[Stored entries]
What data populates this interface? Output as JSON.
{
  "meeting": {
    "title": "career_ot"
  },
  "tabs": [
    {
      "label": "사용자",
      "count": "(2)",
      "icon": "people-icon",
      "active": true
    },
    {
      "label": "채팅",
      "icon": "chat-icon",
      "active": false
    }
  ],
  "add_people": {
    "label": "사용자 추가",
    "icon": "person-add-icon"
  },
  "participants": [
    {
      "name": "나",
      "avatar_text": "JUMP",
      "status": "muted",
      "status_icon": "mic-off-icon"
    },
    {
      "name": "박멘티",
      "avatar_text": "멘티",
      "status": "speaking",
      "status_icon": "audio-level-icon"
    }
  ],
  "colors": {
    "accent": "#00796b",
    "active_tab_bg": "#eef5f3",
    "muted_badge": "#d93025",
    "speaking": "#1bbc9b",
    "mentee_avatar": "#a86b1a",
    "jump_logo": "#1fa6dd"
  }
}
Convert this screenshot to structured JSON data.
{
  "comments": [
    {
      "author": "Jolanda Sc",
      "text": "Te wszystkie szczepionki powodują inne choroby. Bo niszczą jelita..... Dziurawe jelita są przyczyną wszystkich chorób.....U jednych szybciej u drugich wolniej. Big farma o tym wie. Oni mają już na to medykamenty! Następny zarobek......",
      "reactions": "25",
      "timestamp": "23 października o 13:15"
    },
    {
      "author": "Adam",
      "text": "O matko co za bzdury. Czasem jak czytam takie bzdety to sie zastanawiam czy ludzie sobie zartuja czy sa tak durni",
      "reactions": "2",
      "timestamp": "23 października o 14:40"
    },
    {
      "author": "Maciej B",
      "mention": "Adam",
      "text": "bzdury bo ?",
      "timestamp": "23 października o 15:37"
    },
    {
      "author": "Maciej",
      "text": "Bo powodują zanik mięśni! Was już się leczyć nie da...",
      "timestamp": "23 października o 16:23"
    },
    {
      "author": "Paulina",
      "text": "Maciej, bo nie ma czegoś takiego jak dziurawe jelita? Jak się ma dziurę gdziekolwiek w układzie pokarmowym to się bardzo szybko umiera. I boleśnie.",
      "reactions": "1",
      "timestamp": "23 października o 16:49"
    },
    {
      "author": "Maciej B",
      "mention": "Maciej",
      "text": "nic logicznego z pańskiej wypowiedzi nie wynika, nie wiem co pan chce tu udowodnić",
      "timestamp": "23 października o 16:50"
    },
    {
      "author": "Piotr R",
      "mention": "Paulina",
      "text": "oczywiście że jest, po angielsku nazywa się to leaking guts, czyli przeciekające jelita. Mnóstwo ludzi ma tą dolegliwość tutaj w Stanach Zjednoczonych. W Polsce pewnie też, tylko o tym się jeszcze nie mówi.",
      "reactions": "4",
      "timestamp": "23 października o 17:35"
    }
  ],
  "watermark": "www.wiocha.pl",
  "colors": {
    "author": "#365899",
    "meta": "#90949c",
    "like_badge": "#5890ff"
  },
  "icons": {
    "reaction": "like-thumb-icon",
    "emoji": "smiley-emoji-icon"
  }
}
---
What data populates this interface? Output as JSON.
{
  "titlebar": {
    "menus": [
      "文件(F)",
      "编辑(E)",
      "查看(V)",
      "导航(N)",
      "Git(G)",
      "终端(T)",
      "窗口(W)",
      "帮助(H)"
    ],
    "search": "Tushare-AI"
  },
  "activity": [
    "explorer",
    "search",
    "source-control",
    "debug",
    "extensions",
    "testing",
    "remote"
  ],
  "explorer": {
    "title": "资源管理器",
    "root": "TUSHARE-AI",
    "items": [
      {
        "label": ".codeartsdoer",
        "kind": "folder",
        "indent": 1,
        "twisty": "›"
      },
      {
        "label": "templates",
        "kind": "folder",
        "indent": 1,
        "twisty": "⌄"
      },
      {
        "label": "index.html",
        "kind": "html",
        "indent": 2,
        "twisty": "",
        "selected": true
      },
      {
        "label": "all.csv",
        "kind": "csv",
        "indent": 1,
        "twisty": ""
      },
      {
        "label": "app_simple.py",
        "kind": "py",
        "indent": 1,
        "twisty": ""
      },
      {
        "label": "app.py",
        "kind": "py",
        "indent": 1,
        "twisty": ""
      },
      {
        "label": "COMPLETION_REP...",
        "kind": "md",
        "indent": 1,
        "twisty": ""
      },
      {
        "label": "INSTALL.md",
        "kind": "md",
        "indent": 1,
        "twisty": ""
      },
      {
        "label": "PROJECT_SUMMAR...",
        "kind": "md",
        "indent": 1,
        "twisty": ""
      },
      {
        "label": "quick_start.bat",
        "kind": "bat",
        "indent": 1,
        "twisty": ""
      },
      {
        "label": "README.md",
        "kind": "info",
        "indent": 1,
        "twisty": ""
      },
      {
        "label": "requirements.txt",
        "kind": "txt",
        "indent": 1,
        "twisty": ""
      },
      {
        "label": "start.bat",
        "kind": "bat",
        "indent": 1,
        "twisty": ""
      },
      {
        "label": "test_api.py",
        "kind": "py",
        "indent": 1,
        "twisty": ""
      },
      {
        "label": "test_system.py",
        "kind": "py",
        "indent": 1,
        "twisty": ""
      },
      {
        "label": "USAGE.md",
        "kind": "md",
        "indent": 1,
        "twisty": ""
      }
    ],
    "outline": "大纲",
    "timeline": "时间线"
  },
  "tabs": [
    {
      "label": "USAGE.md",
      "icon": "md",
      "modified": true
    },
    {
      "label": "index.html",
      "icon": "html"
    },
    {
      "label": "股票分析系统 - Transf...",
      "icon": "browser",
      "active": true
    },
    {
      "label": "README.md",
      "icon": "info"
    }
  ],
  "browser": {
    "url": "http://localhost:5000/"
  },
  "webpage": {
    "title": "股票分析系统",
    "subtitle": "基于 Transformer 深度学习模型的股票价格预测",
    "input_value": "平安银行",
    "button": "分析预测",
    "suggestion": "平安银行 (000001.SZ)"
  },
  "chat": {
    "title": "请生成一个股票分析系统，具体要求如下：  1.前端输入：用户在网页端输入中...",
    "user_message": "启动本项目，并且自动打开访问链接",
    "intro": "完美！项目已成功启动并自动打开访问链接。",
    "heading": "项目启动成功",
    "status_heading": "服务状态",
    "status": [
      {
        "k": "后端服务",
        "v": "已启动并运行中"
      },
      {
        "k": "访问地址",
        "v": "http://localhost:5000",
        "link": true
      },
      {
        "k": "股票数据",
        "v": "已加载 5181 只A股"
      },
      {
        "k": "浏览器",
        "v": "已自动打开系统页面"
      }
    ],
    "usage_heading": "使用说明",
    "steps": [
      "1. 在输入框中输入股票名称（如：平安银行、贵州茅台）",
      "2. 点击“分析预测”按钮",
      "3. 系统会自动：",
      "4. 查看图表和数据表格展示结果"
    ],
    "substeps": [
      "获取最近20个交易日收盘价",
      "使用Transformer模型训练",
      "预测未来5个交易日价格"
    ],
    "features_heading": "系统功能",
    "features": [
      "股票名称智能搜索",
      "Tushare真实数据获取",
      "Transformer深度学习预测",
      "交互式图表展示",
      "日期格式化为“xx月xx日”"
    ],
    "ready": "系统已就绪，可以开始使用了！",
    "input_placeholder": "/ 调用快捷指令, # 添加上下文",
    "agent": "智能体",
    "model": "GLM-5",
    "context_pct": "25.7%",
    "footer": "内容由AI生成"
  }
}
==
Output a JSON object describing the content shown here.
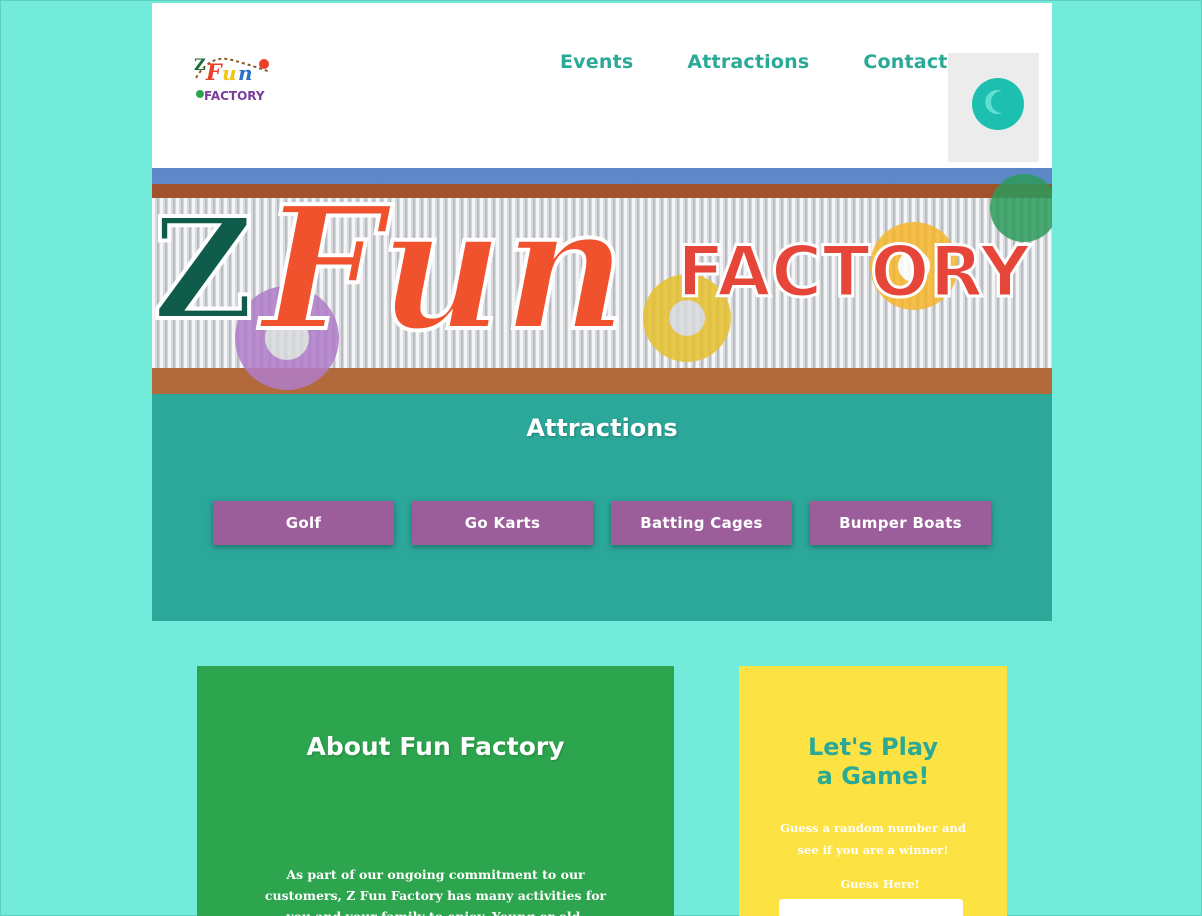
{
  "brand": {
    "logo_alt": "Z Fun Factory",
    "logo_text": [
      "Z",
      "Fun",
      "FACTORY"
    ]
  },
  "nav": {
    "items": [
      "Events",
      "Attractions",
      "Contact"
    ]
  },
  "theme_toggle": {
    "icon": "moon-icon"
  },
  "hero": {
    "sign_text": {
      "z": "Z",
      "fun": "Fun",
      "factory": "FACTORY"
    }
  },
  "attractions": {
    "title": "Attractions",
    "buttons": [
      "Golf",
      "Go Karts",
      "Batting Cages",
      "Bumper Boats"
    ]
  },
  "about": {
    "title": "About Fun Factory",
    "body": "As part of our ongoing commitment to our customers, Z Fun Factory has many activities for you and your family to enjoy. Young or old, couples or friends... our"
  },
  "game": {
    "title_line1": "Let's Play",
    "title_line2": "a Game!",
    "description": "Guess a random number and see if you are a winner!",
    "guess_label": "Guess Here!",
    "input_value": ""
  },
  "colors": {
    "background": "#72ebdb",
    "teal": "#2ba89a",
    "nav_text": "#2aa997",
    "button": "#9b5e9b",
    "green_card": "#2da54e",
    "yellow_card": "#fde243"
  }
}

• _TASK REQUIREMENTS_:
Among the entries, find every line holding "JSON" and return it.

• _ANSWER SECTION_:
What data populates this interface? Output as JSON.
Convert this screenshot to structured JSON data.
What data populates this interface? Output as JSON.
Output a JSON object describing the content shown here.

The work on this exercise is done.